┌────────
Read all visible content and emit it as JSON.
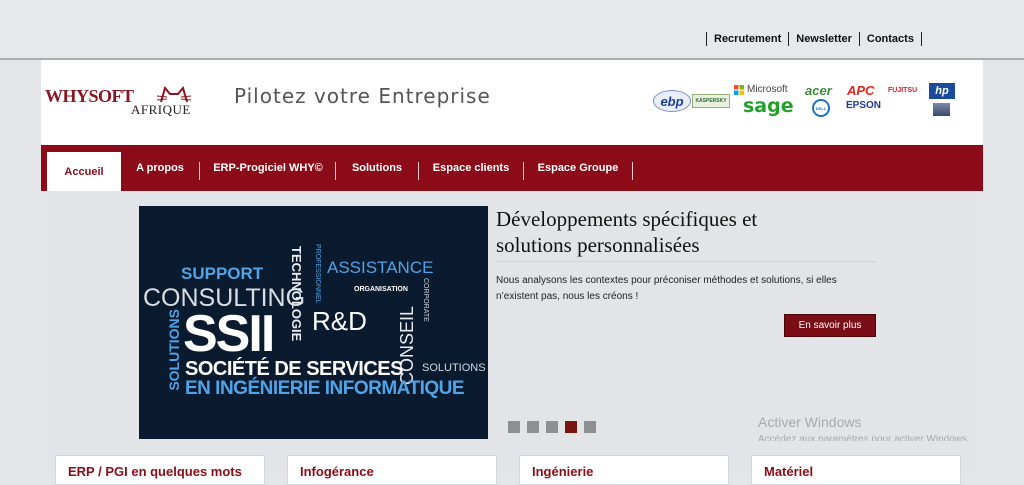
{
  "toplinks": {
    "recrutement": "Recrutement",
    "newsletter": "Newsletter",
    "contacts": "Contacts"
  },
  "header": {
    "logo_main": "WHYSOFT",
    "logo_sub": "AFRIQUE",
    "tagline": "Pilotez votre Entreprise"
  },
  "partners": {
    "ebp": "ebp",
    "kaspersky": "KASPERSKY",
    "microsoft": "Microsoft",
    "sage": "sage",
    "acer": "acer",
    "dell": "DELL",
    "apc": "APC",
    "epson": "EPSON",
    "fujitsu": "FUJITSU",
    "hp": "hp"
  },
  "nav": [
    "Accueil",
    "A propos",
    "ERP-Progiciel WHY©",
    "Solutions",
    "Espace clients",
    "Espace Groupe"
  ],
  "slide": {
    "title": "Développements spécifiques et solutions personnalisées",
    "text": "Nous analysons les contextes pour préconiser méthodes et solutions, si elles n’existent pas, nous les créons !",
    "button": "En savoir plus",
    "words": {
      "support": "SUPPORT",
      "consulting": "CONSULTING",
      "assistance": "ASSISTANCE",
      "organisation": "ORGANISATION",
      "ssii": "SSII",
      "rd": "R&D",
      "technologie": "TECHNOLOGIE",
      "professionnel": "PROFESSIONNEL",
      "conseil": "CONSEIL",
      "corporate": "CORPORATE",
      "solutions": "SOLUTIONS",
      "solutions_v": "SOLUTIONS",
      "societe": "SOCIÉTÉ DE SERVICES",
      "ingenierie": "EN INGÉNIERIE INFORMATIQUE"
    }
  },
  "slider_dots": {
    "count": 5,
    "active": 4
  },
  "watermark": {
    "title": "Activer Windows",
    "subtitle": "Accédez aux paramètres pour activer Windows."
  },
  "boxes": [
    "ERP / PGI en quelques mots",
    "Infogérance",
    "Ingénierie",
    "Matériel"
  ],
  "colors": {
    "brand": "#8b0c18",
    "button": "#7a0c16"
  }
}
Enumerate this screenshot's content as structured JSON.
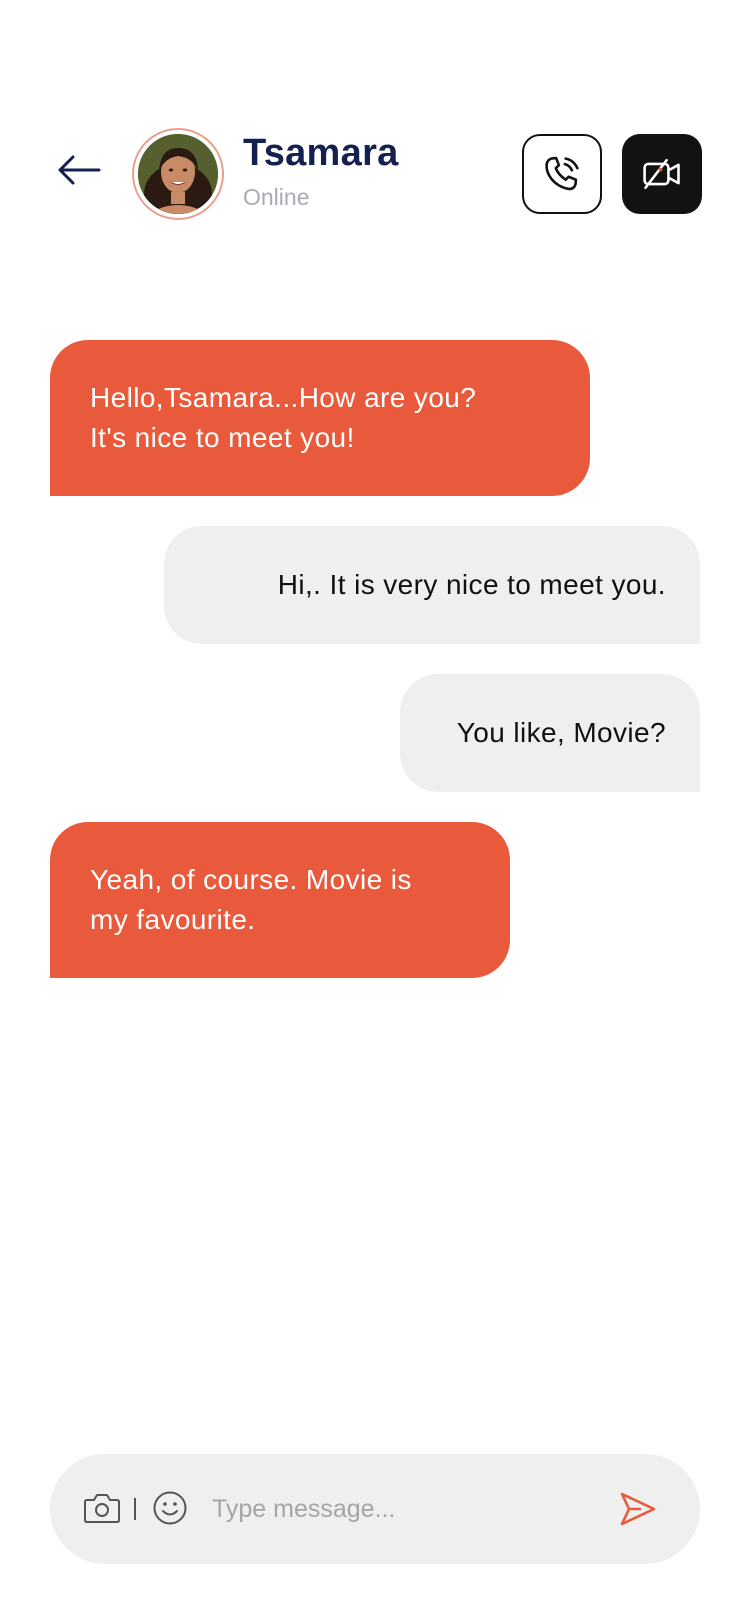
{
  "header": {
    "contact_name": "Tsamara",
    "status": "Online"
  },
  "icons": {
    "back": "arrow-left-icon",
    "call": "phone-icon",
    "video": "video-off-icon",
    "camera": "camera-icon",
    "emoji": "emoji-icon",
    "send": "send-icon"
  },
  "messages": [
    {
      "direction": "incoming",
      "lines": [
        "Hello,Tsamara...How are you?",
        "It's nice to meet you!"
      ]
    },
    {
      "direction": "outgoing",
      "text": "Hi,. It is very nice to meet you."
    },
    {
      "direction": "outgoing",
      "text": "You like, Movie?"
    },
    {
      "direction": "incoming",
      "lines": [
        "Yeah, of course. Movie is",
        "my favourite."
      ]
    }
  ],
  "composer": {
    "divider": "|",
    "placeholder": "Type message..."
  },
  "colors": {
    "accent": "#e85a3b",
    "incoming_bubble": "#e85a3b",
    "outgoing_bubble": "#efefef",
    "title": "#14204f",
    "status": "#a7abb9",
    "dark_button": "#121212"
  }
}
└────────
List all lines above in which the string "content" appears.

Response to this task:
Read all visible content and emit it as JSON.
Enumerate this screenshot's content as structured JSON.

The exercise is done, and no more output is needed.